The gaming industry is reeling from the potential ramifications of Microsoft’s massive deal to acquire Activision, and some of the biggest questions have been about the future of the Call of Duty franchise, which is a big hit on both PlayStation and Xbox consoles. While we still don’t know for sure where you’ll be able to play the newest Call of Duty games if the acquisition goes through, Microsoft Gaming CEO Phil Spencer suggests the series does have a future on Sony platforms.
“Had good calls this week with leaders at Sony,” Spencer said Thursday evening. “I confirmed our intent to honor all existing agreements upon acquisition of Activision Blizzard and our desire to keep Call of Duty on PlayStation. Sony is an important part of our industry, and we value our relationship.”
There were questions regarding Call of Duty’s position as an Xbox exclusive in the future, but Spencer’s statement appears to put those to bed–at least for now.
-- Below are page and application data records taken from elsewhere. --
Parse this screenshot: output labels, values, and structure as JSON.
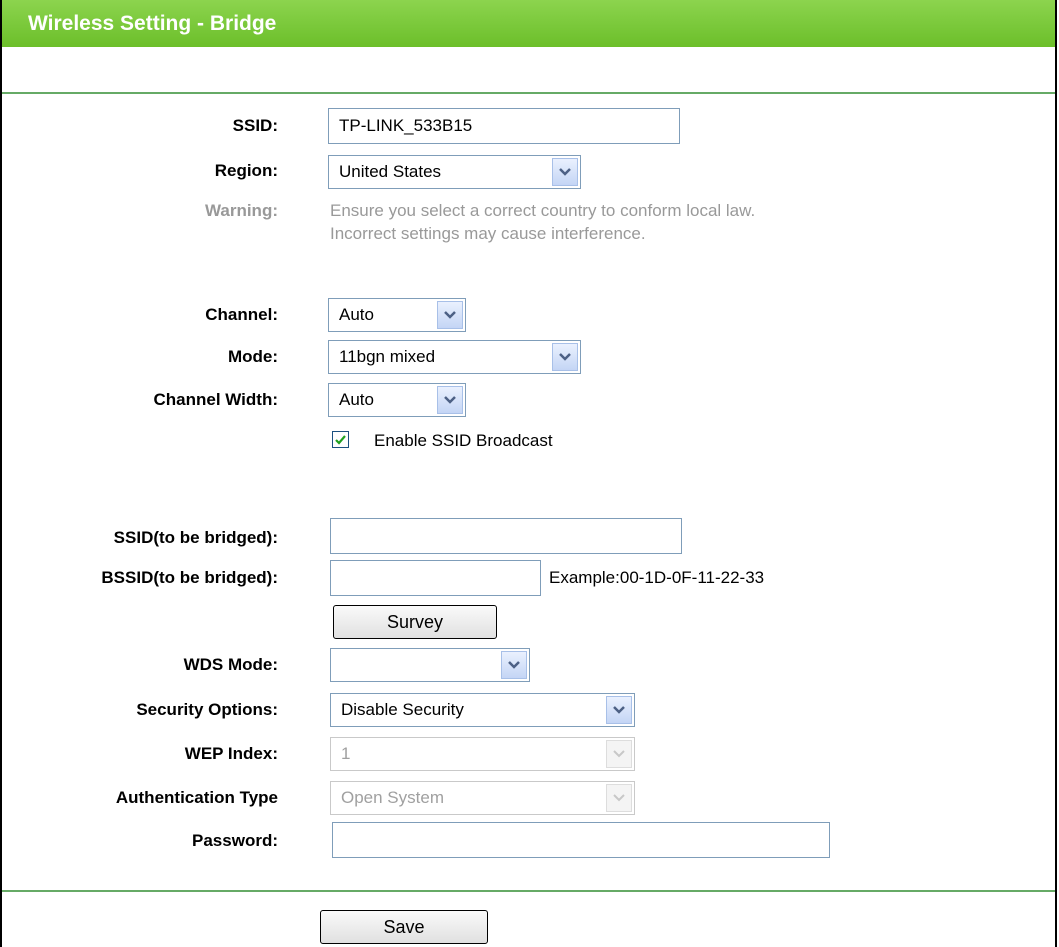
{
  "header": {
    "title": "Wireless Setting - Bridge"
  },
  "form": {
    "ssid": {
      "label": "SSID:",
      "value": "TP-LINK_533B15"
    },
    "region": {
      "label": "Region:",
      "value": "United States"
    },
    "warning": {
      "label": "Warning:",
      "line1": "Ensure you select a correct country to conform local law.",
      "line2": "Incorrect settings may cause interference."
    },
    "channel": {
      "label": "Channel:",
      "value": "Auto"
    },
    "mode": {
      "label": "Mode:",
      "value": "11bgn mixed"
    },
    "channel_width": {
      "label": "Channel Width:",
      "value": "Auto"
    },
    "ssid_broadcast": {
      "label": "Enable SSID Broadcast",
      "checked": true
    },
    "ssid_bridged": {
      "label": "SSID(to be bridged):",
      "value": ""
    },
    "bssid_bridged": {
      "label": "BSSID(to be bridged):",
      "value": "",
      "example": "Example:00-1D-0F-11-22-33"
    },
    "survey_button": "Survey",
    "wds_mode": {
      "label": "WDS Mode:",
      "value": ""
    },
    "security_options": {
      "label": "Security Options:",
      "value": "Disable Security"
    },
    "wep_index": {
      "label": "WEP Index:",
      "value": "1"
    },
    "auth_type": {
      "label": "Authentication Type",
      "value": "Open System"
    },
    "password": {
      "label": "Password:",
      "value": ""
    }
  },
  "footer": {
    "save_button": "Save"
  },
  "colors": {
    "header_green": "#78c83a",
    "divider": "#66aa66",
    "disabled_text": "#999999"
  },
  "icons": {
    "dropdown": "chevron-down-icon",
    "checkbox": "checkmark-icon"
  }
}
It’s also possible that some, but not all, Call of Duty games will come to PlayStation, or that Microsoft provides it as a Game Pass-exclusive and thus would require the service to be on PS4 and PS5.
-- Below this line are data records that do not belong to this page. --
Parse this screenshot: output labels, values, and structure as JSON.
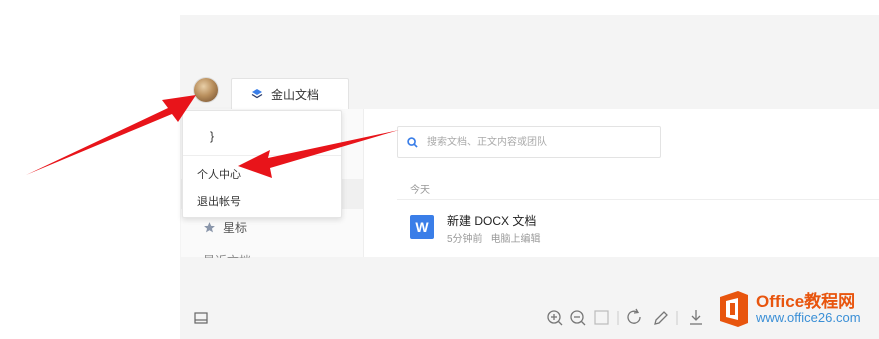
{
  "tab": {
    "label": "金山文档"
  },
  "dropdown": {
    "user_partial": "}",
    "items": [
      {
        "label": "个人中心"
      },
      {
        "label": "退出帐号"
      }
    ]
  },
  "sidebar": {
    "star_label": "星标",
    "recent_label_partial": "最近文档",
    "tail": "‹"
  },
  "search": {
    "placeholder": "搜索文档、正文内容或团队"
  },
  "list": {
    "group": "今天",
    "items": [
      {
        "title": "新建 DOCX 文档",
        "time": "5分钟前",
        "location": "电脑上编辑",
        "icon_letter": "W"
      }
    ]
  },
  "watermark": {
    "line1": "Office教程网",
    "line2": "www.office26.com"
  },
  "colors": {
    "accent": "#3a7ee8",
    "arrow": "#e8141a",
    "watermark_orange": "#e8550e"
  }
}
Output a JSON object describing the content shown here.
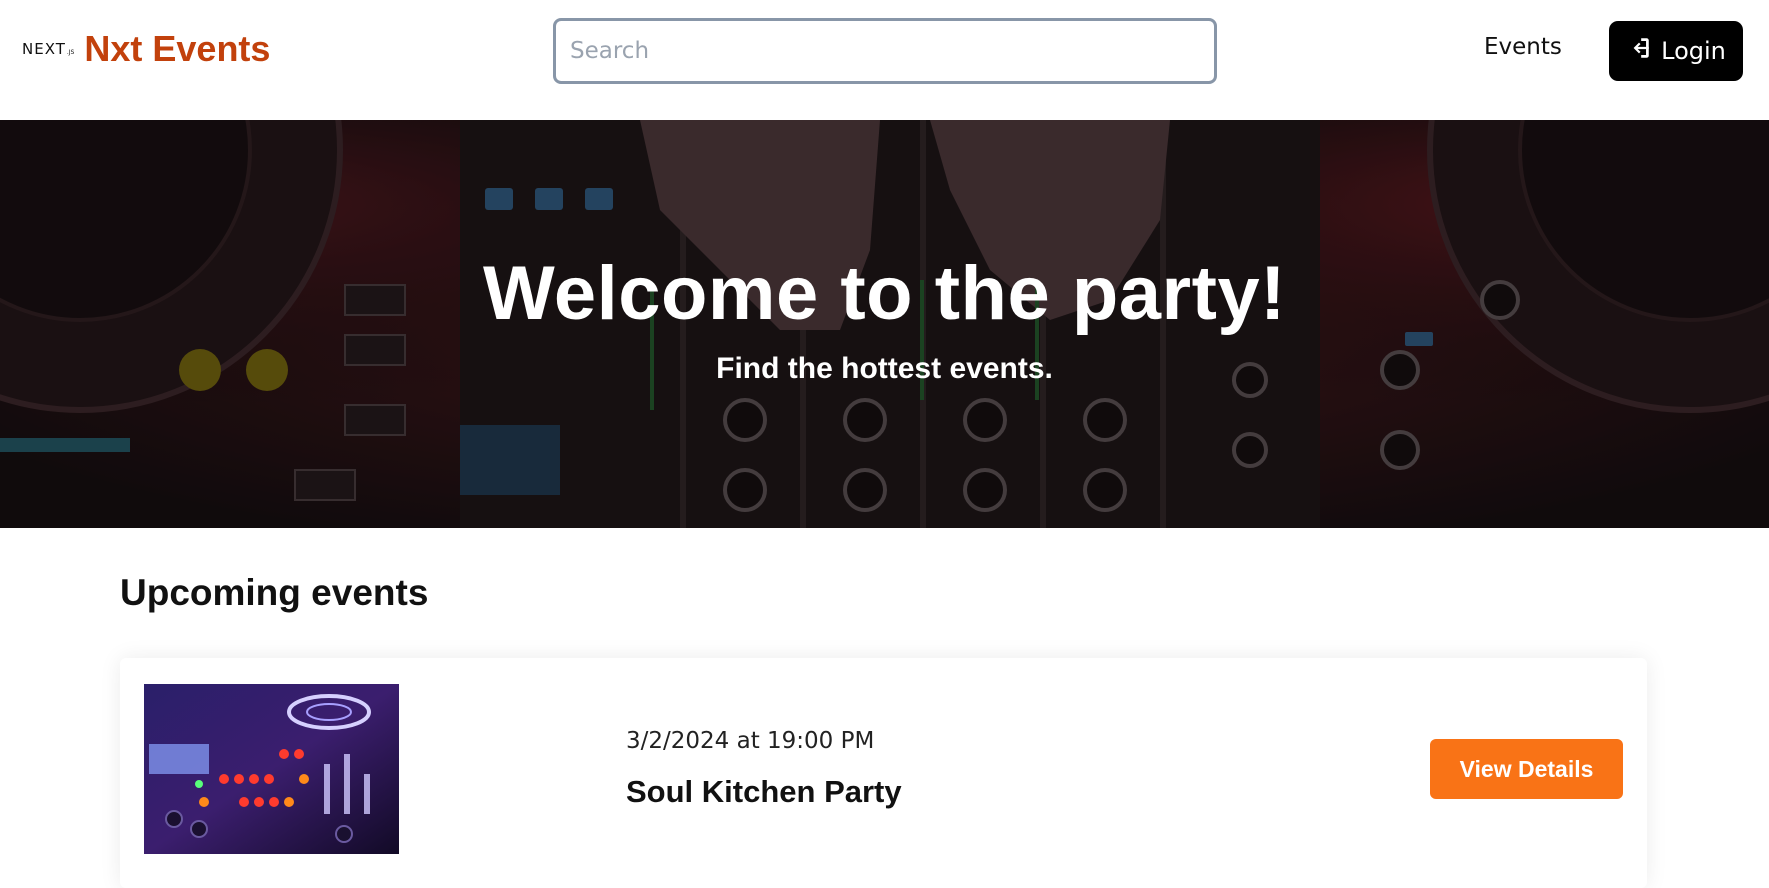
{
  "header": {
    "framework_logo_text": "NEXT",
    "framework_logo_suffix": ".JS",
    "brand_name": "Nxt Events",
    "search_placeholder": "Search",
    "nav_events": "Events",
    "login_label": "Login"
  },
  "hero": {
    "title": "Welcome to the party!",
    "subtitle": "Find the hottest events."
  },
  "upcoming": {
    "title": "Upcoming events",
    "events": [
      {
        "date": "3/2/2024 at 19:00 PM",
        "name": "Soul Kitchen Party",
        "button_label": "View Details"
      }
    ]
  },
  "colors": {
    "brand": "#c2410c",
    "accent_button": "#f97316",
    "login_button": "#000000"
  },
  "icons": {
    "login": "sign-in-icon"
  }
}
There is no stopping Microsoft from making Call of Duty a console-exclusive franchise several years from now, but it would also go against the philosophy that Spencer’s teams have adopted over the last several years. Despite purchasing Mojang Studios, Minecraft still gets support and even spin-off games on PlayStation and Nintendo systems.
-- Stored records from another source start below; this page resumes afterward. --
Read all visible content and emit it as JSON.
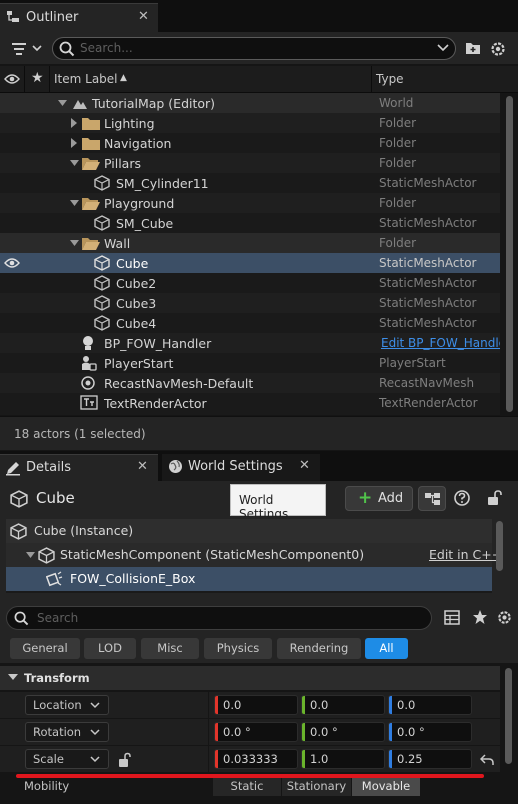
{
  "outliner": {
    "tab_label": "Outliner",
    "close_glyph": "✕",
    "search_placeholder": "Search...",
    "columns": {
      "item_label": "Item Label",
      "sort_glyph": "▲",
      "type": "Type"
    },
    "rows": [
      {
        "label": "TutorialMap (Editor)",
        "type": "World",
        "icon": "world-icon"
      },
      {
        "label": "Lighting",
        "type": "Folder",
        "icon": "folder-icon"
      },
      {
        "label": "Navigation",
        "type": "Folder",
        "icon": "folder-icon"
      },
      {
        "label": "Pillars",
        "type": "Folder",
        "icon": "folder-open-icon"
      },
      {
        "label": "SM_Cylinder11",
        "type": "StaticMeshActor",
        "icon": "static-mesh-icon"
      },
      {
        "label": "Playground",
        "type": "Folder",
        "icon": "folder-open-icon"
      },
      {
        "label": "SM_Cube",
        "type": "StaticMeshActor",
        "icon": "static-mesh-icon"
      },
      {
        "label": "Wall",
        "type": "Folder",
        "icon": "folder-open-icon"
      },
      {
        "label": "Cube",
        "type": "StaticMeshActor",
        "icon": "static-mesh-icon"
      },
      {
        "label": "Cube2",
        "type": "StaticMeshActor",
        "icon": "static-mesh-icon"
      },
      {
        "label": "Cube3",
        "type": "StaticMeshActor",
        "icon": "static-mesh-icon"
      },
      {
        "label": "Cube4",
        "type": "StaticMeshActor",
        "icon": "static-mesh-icon"
      },
      {
        "label": "BP_FOW_Handler",
        "type": "Edit BP_FOW_Handle",
        "icon": "blueprint-actor-icon"
      },
      {
        "label": "PlayerStart",
        "type": "PlayerStart",
        "icon": "player-start-icon"
      },
      {
        "label": "RecastNavMesh-Default",
        "type": "RecastNavMesh",
        "icon": "navmesh-icon"
      },
      {
        "label": "TextRenderActor",
        "type": "TextRenderActor",
        "icon": "text-render-icon"
      }
    ],
    "status": "18 actors (1 selected)"
  },
  "details": {
    "tab_label": "Details",
    "world_settings_tab_label": "World Settings",
    "close_glyph": "✕",
    "title": "Cube",
    "tooltip": "World Settings",
    "add_label": "Add",
    "add_glyph": "+",
    "components": {
      "instance": "Cube (Instance)",
      "mesh_component": "StaticMeshComponent (StaticMeshComponent0)",
      "edit_cpp": "Edit in C++",
      "collision": "FOW_CollisionE_Box"
    },
    "search_placeholder": "Search",
    "filters": [
      "General",
      "LOD",
      "Misc",
      "Physics",
      "Rendering",
      "All"
    ],
    "active_filter": "All",
    "transform": {
      "title": "Transform",
      "location": {
        "label": "Location",
        "x": "0.0",
        "y": "0.0",
        "z": "0.0"
      },
      "rotation": {
        "label": "Rotation",
        "x": "0.0 °",
        "y": "0.0 °",
        "z": "0.0 °"
      },
      "scale": {
        "label": "Scale",
        "x": "0.033333",
        "y": "1.0",
        "z": "0.25"
      },
      "mobility": {
        "label": "Mobility",
        "options": [
          "Static",
          "Stationary",
          "Movable"
        ],
        "selected": "Movable"
      }
    }
  },
  "colors": {
    "selection": "#3c4f66",
    "accent": "#1e8ce6",
    "axis_x": "#e2352b",
    "axis_y": "#6ab42c",
    "axis_z": "#2f7de1",
    "annotation_red": "#e0161d",
    "link": "#3d8ee8"
  }
}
Other Activision Blizzard brands remain question marks regarding exclusivity. These include Diablo, Warcraft, Overwatch, Tony Hawk’s Pro Skater, Spyro, Crash Bandicoot, and other dormant franchises like Prototype and Singularity. However, there’s a pretty good chance most of these will find their way to Game Pass, if the Bethesda Softworks library is anything to go by.
Microsoft’s Activision Blizzard acquisition is expected to close in FY 2023, which begins later this year. It must be approved by regulatory agencies prior to being official.